clock menu more-arrow no yes mobile

Filed under:

You Can Play Project

One of my favorite campaigns is the "It Gets Better" series of videos on YouTube. It was first started as a video to reach out to gay and lesbian youth to show that no matter what you're going through right now, it gets better as you get older. Too often are people made to feel like outsiders when what they do or who they are are perceived to be against the norm.

No place is this more prevalent than in athletics. In the major American sports, there is not one professional athlete that has come out while still playing. It's highly unlikely that of the thousands of men that play in the NHL, NFL, NBA and MLB, they are all straight. The stigma attached to being gay and being a professional athlete is one that forces men around the major leagues to suppress who they are in order to fit in to the 'normal' mold to play the sport they love.

Brendan Burke, son of former Ducks GM Brian Burke, came out his friends and family while a member of the Miami University hockey team. When he did, nothing changed. His friends were still his friends and his coaches were still his coaches. Brendan was still a hockey player. Brendan had the courage to do what others can't. Teamed with his very outspoken father, Brendan just began to work to erase the stigma of sexuality in the locker room when he was tragically killed in a car accident.

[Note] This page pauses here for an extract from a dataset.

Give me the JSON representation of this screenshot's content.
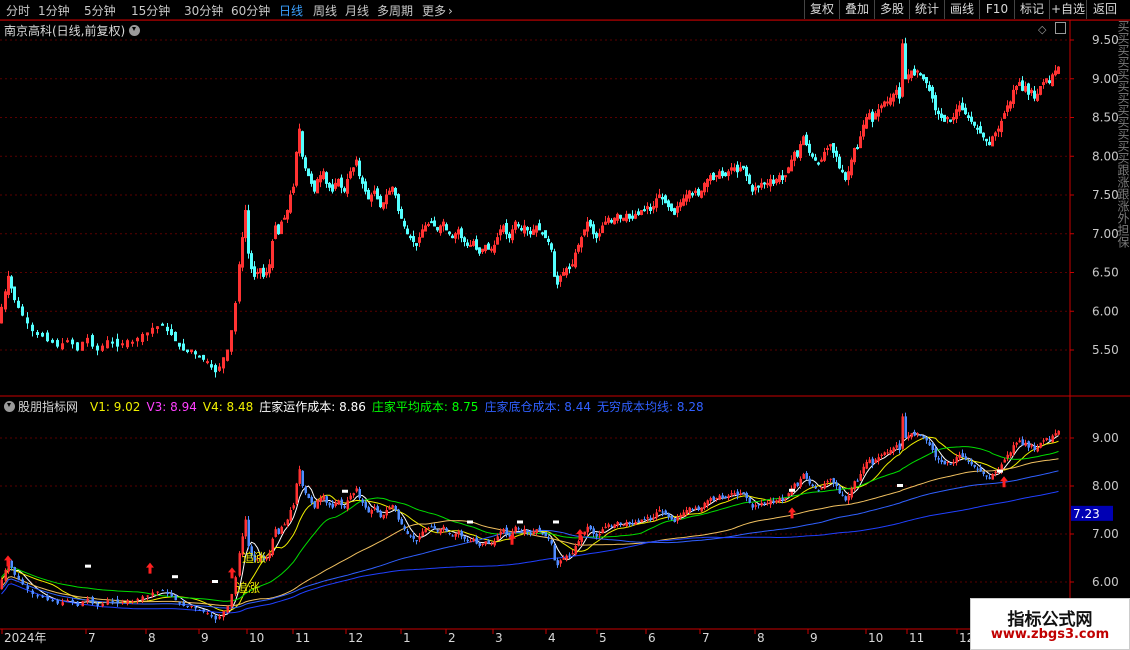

With Brendan's death, the message carried on. The Burke family continues to be activists for the LGBT community. Brendan's brother Patrick, a scout for the Philadelphia Flyers, took it a step further and created the 'You Can Play' project that creates an alliance between gay and straight athletes (and fans of those who play) to make the locker room and arenas a safe place, free from homophobia. Over the All-Star Break, the You Can Play team gathered together the biggest names in the NHL (including our Corey Perry) to create the video above. By these athletes pledging their support, it hopes to be a step in the direction of eventually having a professional athlete come out while still playing his or her sport.